Immigration reform is the kind of issue that brings people together from all walks of life. Although immigrants stand to benefit the most from a path to citizenship, we are all affected by the multilateral tangents connected to our broken immigration system.
Last Saturday, our North Carolina Community Action Team met so that we could raise awareness about the immigration fight and use our strength in numbers to pressure elected officials to act. The U.S. Senate passed a comprehensive immigration reform bill that establishes a path to citizenship, but the U.S. House has yet to take it up.
Our members came to the meeting eager to discuss what they wanted to happen with immigration reform, and to take action. We decided to target Rep. Howard Coble (R-NC), who sits on the House Judiciary Committee and ask him to vote in favor of bringing the Senate bill to the House Floor for a vote.
Our members wrote postcards to their friends, family members, and neighbors residing in the 6th District, asking them to call Rep. Coble and to urge him to move this bill forward. We were able to generate 66 postcards in the time that we met, and several folks took some home to send out later as well.
On Wednesday, I went with our member Erin West, to a lobby meeting with Rep. Coble organized by SEANC (State Employees Association of North Carolina) and the Episcopal Diocese of North Carolina. Erin told Congressman Coble about her experience as an ESL (English as a Second Language) teacher in the district, and how her students would be affected by immigration reform. “Of over 100 students that I taught, all were eager to learn, and came from loving, hard-working families. Some are now entering high school, and on top of dealing with normal high-schooler problems, they worry every day about losing their parents, or being taken away from the only country they know as home,” Erin explained. “We can’t afford to lose these promising students, and it would be nothing short of a tragedy to see them separated from their families.”
Rep. Coble responded positively, but in a noncommittal manner, that he too believes it is time to do something about immigration reform, but that he doesn’t know what that is going to look like when he goes back to Washington, DC.
It’s moments like these, when members of the faith community, labor, and concerned citizens like Erin come together, that our politicians begin to listen. While we are still unsure about how Rep. Coble will vote and what the ultimate fate of the bill will be, but we will continue to make our voices heard until the House takes action.

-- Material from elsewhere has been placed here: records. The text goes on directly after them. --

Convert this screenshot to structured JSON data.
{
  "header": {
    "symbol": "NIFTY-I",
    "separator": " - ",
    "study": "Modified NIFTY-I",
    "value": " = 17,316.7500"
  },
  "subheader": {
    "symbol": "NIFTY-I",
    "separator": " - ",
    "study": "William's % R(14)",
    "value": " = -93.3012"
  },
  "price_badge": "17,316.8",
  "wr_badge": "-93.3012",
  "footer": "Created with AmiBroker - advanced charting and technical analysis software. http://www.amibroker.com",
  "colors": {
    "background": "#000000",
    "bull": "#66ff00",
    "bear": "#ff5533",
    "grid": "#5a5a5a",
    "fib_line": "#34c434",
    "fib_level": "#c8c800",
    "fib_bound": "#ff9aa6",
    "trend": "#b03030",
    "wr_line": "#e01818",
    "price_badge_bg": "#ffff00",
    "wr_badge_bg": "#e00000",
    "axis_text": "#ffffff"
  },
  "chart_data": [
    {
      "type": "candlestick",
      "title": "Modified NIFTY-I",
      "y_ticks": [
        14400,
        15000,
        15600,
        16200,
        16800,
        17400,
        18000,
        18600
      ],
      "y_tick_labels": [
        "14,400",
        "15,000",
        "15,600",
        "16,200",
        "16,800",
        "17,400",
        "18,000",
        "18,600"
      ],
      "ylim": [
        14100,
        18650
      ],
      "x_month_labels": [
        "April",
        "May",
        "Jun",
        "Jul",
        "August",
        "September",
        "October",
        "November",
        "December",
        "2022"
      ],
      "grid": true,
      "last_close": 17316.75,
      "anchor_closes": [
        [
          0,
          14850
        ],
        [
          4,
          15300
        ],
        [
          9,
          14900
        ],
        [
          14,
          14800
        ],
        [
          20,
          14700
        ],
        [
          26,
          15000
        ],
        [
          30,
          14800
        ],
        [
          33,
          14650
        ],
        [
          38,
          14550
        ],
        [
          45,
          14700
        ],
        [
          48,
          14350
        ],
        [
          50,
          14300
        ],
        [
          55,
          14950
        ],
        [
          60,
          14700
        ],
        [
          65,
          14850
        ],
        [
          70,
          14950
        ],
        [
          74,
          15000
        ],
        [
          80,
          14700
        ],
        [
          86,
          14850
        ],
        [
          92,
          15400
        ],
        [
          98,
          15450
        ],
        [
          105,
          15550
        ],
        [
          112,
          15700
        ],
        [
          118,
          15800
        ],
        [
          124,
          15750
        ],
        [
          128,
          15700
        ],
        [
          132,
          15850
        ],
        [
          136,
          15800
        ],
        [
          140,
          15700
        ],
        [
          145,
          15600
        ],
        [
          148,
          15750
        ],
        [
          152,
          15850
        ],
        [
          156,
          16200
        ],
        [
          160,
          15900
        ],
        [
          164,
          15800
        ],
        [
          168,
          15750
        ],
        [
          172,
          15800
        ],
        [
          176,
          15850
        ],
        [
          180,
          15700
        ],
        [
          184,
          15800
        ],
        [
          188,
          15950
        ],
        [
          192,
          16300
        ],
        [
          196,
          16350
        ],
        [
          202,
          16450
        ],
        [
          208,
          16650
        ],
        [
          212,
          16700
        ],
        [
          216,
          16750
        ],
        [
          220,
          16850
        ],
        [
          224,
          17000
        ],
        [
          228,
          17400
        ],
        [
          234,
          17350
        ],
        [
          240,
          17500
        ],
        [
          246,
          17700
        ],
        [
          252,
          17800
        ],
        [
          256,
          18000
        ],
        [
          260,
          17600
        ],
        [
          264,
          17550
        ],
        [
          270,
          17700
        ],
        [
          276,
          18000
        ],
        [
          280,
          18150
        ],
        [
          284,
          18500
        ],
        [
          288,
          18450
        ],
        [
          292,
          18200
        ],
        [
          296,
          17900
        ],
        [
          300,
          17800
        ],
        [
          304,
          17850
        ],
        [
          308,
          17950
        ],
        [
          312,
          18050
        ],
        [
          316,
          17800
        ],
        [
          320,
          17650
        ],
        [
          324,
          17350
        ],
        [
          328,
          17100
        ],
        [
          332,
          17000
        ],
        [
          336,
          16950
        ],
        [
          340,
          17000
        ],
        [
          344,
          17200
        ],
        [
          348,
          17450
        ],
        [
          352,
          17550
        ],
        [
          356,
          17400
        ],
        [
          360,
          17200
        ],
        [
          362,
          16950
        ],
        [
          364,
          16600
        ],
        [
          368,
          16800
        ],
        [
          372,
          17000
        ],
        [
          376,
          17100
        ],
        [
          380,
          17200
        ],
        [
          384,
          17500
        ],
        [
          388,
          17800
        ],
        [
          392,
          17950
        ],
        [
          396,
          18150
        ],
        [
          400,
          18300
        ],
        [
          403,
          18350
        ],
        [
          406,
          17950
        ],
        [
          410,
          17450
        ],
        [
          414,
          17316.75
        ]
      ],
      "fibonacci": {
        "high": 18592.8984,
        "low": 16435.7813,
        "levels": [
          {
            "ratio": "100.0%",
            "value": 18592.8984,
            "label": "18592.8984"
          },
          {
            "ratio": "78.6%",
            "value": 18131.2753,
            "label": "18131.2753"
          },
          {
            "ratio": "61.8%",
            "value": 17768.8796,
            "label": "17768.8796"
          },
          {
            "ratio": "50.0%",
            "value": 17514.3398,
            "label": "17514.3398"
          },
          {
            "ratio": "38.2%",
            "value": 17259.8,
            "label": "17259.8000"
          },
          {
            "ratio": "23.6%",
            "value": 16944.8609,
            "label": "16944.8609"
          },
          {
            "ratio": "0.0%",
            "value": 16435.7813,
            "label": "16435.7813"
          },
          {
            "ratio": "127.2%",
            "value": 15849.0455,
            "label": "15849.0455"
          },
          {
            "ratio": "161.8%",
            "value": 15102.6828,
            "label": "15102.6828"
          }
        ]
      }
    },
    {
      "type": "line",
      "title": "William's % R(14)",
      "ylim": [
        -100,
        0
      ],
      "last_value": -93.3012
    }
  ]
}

To get involved with the North Carolina Community Action Team, email me at [email protected].